Public Defenders and Court-Appointed Counsel Have Experience and Win Cases. Both public defenders and court-appointed counsel—who are in the courthouse all the time handling criminal cases—are likely to be familiar with the judge assigned to your case and the prosecutor handling it.
What should you not say in court?
Things You Should Not Say in Court
- Do Not Memorize What You Will Say. …
- Do Not Talk About the Case. …
- Do Not Become Angry. …
- Do Not Exaggerate. …
- Avoid Statements That Cannot Be Amended. …
- Do Not Volunteer Information. …
- Do Not Talk About Your Testimony.
Can you represent yourself in court without being a lawyer?
“In all courts of the U.S. the parties may plead and conduct their own cases personally or by counsel .” … In court cases, you can either represent yourself or be represented by a lawyer. Even for simple and routine matters, you can’t go to court for someone else without a law license.
How do you impress a judge in court?

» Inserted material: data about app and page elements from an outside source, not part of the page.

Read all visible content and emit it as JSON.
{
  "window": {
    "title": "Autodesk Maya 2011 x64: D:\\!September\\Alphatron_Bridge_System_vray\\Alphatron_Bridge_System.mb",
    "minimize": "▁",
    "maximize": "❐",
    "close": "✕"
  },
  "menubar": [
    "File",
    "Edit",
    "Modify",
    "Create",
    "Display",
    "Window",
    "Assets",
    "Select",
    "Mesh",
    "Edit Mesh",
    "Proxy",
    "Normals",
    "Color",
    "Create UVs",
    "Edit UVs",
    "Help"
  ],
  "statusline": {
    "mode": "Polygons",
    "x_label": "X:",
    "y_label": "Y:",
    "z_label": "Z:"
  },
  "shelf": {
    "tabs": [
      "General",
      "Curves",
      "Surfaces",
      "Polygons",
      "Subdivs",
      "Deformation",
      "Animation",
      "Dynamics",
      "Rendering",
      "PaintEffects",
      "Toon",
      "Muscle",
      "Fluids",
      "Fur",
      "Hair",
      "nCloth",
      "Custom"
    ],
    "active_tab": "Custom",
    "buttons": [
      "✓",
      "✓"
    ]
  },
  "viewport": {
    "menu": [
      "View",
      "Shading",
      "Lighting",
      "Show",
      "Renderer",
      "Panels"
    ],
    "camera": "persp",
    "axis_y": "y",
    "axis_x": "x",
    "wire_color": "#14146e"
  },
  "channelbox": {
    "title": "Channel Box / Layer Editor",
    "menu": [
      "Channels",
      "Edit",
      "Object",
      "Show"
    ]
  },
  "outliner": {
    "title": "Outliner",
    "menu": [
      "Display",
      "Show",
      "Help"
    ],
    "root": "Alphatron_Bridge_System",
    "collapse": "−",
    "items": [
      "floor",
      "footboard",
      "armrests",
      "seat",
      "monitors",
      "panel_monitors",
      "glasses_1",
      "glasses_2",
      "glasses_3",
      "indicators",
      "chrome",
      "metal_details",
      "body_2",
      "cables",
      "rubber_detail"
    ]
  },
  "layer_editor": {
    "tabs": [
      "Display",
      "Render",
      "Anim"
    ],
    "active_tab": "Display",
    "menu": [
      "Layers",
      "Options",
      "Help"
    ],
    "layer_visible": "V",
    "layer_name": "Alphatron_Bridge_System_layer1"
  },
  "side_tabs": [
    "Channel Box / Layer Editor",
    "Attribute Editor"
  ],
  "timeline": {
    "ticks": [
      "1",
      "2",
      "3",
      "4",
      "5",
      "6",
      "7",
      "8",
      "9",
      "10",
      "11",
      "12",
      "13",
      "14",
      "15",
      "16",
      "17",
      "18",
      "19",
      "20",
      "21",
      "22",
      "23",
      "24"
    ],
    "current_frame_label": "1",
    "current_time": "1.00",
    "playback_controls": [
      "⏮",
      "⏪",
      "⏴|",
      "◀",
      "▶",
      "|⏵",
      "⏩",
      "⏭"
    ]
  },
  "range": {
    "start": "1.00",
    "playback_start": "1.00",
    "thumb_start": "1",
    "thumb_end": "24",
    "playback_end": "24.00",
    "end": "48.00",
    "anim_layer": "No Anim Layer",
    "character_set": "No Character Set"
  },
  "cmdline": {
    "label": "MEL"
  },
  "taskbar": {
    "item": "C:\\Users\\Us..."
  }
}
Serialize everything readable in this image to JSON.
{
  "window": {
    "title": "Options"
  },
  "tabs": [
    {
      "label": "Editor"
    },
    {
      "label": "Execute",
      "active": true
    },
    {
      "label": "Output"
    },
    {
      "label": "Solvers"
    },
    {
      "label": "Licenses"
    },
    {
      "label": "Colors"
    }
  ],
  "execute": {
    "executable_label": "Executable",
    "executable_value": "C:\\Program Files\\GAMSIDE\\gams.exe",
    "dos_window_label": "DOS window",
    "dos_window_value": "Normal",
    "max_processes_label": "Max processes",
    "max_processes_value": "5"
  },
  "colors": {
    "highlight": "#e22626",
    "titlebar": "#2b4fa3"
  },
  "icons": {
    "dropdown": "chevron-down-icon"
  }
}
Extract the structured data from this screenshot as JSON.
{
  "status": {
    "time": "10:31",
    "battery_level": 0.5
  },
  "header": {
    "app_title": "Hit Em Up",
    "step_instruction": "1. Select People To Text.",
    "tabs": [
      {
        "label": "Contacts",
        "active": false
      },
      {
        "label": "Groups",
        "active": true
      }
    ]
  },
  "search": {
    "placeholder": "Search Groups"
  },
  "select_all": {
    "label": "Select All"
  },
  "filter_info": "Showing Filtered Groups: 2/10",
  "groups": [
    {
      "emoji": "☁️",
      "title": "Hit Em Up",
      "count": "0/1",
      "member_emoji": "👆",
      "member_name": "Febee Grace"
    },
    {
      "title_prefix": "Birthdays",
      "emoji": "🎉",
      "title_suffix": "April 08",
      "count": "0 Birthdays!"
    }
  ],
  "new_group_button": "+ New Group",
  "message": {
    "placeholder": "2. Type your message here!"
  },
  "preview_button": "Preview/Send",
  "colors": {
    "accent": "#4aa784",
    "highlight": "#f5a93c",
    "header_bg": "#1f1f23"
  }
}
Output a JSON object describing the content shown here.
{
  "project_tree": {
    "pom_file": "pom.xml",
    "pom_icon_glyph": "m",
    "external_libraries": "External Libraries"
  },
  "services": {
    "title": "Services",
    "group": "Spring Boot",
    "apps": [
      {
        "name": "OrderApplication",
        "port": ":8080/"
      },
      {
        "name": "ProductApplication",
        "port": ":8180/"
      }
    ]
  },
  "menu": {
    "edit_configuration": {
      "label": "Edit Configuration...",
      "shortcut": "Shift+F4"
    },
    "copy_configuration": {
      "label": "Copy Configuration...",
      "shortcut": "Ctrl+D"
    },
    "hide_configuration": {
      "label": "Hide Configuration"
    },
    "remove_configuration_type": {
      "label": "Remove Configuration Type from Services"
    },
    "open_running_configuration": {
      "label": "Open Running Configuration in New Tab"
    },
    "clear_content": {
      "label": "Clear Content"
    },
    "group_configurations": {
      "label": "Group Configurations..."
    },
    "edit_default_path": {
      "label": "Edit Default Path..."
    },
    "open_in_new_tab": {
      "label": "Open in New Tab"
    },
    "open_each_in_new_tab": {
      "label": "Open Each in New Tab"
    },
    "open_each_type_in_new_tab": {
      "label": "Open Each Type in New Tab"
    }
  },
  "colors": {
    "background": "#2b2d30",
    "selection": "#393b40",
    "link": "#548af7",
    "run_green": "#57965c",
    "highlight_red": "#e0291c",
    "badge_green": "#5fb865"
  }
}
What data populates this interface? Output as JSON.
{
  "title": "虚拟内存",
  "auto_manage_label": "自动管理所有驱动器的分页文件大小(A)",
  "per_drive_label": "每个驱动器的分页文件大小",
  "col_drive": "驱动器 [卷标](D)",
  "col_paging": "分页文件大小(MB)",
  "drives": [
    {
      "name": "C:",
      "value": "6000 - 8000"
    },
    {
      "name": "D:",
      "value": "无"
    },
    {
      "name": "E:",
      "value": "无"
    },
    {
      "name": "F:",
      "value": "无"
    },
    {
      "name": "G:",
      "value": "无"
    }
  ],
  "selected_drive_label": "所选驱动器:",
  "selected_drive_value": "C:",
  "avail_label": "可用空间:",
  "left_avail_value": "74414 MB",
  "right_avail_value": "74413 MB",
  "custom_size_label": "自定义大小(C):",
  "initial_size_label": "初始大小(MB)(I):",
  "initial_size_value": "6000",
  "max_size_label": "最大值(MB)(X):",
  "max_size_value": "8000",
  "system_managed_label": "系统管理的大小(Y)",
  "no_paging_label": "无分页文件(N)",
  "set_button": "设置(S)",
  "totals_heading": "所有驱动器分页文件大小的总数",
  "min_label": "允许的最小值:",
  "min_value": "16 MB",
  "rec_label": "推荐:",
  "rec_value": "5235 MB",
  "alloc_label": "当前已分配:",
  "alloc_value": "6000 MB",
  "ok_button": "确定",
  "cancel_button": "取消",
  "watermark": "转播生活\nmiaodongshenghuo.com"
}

Behave in a calm, professional manner — don’t let your emotions get the best of you. When the judge speaks to you, look her in the eye and reply in a respectful tone. Stand up when addressing the court. Get to the point quickly when presenting your facts.